● RECORDS FOR THE EXERCISE:
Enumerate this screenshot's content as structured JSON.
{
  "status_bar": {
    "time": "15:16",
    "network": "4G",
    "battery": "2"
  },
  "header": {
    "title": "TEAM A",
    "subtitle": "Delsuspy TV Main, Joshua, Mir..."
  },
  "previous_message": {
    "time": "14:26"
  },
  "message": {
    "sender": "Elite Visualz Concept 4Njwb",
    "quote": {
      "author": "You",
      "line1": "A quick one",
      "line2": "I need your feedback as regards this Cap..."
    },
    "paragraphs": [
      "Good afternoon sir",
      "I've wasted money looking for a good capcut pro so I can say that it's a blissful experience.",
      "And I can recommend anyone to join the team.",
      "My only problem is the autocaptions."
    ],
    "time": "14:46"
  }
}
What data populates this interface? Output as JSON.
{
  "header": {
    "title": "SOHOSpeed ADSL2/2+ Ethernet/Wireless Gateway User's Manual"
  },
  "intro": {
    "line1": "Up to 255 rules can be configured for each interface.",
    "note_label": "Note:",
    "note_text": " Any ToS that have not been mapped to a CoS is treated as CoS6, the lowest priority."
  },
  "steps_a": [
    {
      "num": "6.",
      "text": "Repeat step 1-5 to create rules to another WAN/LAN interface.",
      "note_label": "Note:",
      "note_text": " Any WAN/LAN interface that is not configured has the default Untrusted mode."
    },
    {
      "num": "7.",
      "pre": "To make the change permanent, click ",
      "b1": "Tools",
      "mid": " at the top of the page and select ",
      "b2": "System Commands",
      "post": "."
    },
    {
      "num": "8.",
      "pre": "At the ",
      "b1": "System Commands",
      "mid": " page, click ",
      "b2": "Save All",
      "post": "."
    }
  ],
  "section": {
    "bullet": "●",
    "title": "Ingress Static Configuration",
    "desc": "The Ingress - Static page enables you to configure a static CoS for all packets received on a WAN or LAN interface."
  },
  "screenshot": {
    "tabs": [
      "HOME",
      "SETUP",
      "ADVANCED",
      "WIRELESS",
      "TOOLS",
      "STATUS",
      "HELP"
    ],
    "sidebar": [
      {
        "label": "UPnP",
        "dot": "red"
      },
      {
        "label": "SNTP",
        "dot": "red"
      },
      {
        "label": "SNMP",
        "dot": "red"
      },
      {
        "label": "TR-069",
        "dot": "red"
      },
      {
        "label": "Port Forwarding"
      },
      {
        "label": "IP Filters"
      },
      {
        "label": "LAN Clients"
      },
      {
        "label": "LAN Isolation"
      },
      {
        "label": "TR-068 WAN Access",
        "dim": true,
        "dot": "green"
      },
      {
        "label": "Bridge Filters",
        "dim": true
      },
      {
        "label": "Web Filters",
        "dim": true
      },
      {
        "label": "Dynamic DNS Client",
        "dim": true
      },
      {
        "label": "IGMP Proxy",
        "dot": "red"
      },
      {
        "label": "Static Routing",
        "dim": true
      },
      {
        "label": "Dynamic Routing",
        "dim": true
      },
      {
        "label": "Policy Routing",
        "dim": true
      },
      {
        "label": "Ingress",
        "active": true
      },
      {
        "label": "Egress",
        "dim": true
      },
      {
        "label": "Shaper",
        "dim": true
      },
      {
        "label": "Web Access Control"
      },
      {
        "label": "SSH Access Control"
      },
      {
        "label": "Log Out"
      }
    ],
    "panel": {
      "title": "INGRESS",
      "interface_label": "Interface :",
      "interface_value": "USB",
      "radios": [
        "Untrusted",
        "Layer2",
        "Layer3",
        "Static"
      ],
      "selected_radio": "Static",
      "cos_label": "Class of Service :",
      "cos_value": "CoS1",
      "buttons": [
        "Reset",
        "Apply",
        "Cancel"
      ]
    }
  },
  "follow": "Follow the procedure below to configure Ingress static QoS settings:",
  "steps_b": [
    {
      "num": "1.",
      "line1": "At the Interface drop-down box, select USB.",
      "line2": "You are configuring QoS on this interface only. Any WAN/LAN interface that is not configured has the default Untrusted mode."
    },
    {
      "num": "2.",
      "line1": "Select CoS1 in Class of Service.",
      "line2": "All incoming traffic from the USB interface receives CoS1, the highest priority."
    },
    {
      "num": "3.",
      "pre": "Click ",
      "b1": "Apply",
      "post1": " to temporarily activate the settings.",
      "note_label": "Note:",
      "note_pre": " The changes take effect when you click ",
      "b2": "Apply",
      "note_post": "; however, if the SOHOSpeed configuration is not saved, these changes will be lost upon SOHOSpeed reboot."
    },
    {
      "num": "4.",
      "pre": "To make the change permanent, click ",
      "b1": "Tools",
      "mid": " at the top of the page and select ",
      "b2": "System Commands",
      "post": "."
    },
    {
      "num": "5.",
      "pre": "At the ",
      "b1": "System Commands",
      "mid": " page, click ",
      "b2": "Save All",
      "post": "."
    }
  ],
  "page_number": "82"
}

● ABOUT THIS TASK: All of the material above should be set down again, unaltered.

● RESPONSE TO THIS EXERCISE:
Enumerate this screenshot's content as structured JSON.
{
  "status_bar": {
    "time": "15:16",
    "network": "4G",
    "battery": "2"
  },
  "header": {
    "title": "TEAM A",
    "subtitle": "Delsuspy TV Main, Joshua, Mir..."
  },
  "previous_message": {
    "time": "14:26"
  },
  "message": {
    "sender": "Elite Visualz Concept 4Njwb",
    "quote": {
      "author": "You",
      "line1": "A quick one",
      "line2": "I need your feedback as regards this Cap..."
    },
    "paragraphs": [
      "Good afternoon sir",
      "I've wasted money looking for a good capcut pro so I can say that it's a blissful experience.",
      "And I can recommend anyone to join the team.",
      "My only problem is the autocaptions."
    ],
    "time": "14:46"
  }
}
What data populates this interface? Output as JSON.
{
  "header": {
    "title": "SOHOSpeed ADSL2/2+ Ethernet/Wireless Gateway User's Manual"
  },
  "intro": {
    "line1": "Up to 255 rules can be configured for each interface.",
    "note_label": "Note:",
    "note_text": " Any ToS that have not been mapped to a CoS is treated as CoS6, the lowest priority."
  },
  "steps_a": [
    {
      "num": "6.",
      "text": "Repeat step 1-5 to create rules to another WAN/LAN interface.",
      "note_label": "Note:",
      "note_text": " Any WAN/LAN interface that is not configured has the default Untrusted mode."
    },
    {
      "num": "7.",
      "pre": "To make the change permanent, click ",
      "b1": "Tools",
      "mid": " at the top of the page and select ",
      "b2": "System Commands",
      "post": "."
    },
    {
      "num": "8.",
      "pre": "At the ",
      "b1": "System Commands",
      "mid": " page, click ",
      "b2": "Save All",
      "post": "."
    }
  ],
  "section": {
    "bullet": "●",
    "title": "Ingress Static Configuration",
    "desc": "The Ingress - Static page enables you to configure a static CoS for all packets received on a WAN or LAN interface."
  },
  "screenshot": {
    "tabs": [
      "HOME",
      "SETUP",
      "ADVANCED",
      "WIRELESS",
      "TOOLS",
      "STATUS",
      "HELP"
    ],
    "sidebar": [
      {
        "label": "UPnP",
        "dot": "red"
      },
      {
        "label": "SNTP",
        "dot": "red"
      },
      {
        "label": "SNMP",
        "dot": "red"
      },
      {
        "label": "TR-069",
        "dot": "red"
      },
      {
        "label": "Port Forwarding"
      },
      {
        "label": "IP Filters"
      },
      {
        "label": "LAN Clients"
      },
      {
        "label": "LAN Isolation"
      },
      {
        "label": "TR-068 WAN Access",
        "dim": true,
        "dot": "green"
      },
      {
        "label": "Bridge Filters",
        "dim": true
      },
      {
        "label": "Web Filters",
        "dim": true
      },
      {
        "label": "Dynamic DNS Client",
        "dim": true
      },
      {
        "label": "IGMP Proxy",
        "dot": "red"
      },
      {
        "label": "Static Routing",
        "dim": true
      },
      {
        "label": "Dynamic Routing",
        "dim": true
      },
      {
        "label": "Policy Routing",
        "dim": true
      },
      {
        "label": "Ingress",
        "active": true
      },
      {
        "label": "Egress",
        "dim": true
      },
      {
        "label": "Shaper",
        "dim": true
      },
      {
        "label": "Web Access Control"
      },
      {
        "label": "SSH Access Control"
      },
      {
        "label": "Log Out"
      }
    ],
    "panel": {
      "title": "INGRESS",
      "interface_label": "Interface :",
      "interface_value": "USB",
      "radios": [
        "Untrusted",
        "Layer2",
        "Layer3",
        "Static"
      ],
      "selected_radio": "Static",
      "cos_label": "Class of Service :",
      "cos_value": "CoS1",
      "buttons": [
        "Reset",
        "Apply",
        "Cancel"
      ]
    }
  },
  "follow": "Follow the procedure below to configure Ingress static QoS settings:",
  "steps_b": [
    {
      "num": "1.",
      "line1": "At the Interface drop-down box, select USB.",
      "line2": "You are configuring QoS on this interface only. Any WAN/LAN interface that is not configured has the default Untrusted mode."
    },
    {
      "num": "2.",
      "line1": "Select CoS1 in Class of Service.",
      "line2": "All incoming traffic from the USB interface receives CoS1, the highest priority."
    },
    {
      "num": "3.",
      "pre": "Click ",
      "b1": "Apply",
      "post1": " to temporarily activate the settings.",
      "note_label": "Note:",
      "note_pre": " The changes take effect when you click ",
      "b2": "Apply",
      "note_post": "; however, if the SOHOSpeed configuration is not saved, these changes will be lost upon SOHOSpeed reboot."
    },
    {
      "num": "4.",
      "pre": "To make the change permanent, click ",
      "b1": "Tools",
      "mid": " at the top of the page and select ",
      "b2": "System Commands",
      "post": "."
    },
    {
      "num": "5.",
      "pre": "At the ",
      "b1": "System Commands",
      "mid": " page, click ",
      "b2": "Save All",
      "post": "."
    }
  ],
  "page_number": "82"
}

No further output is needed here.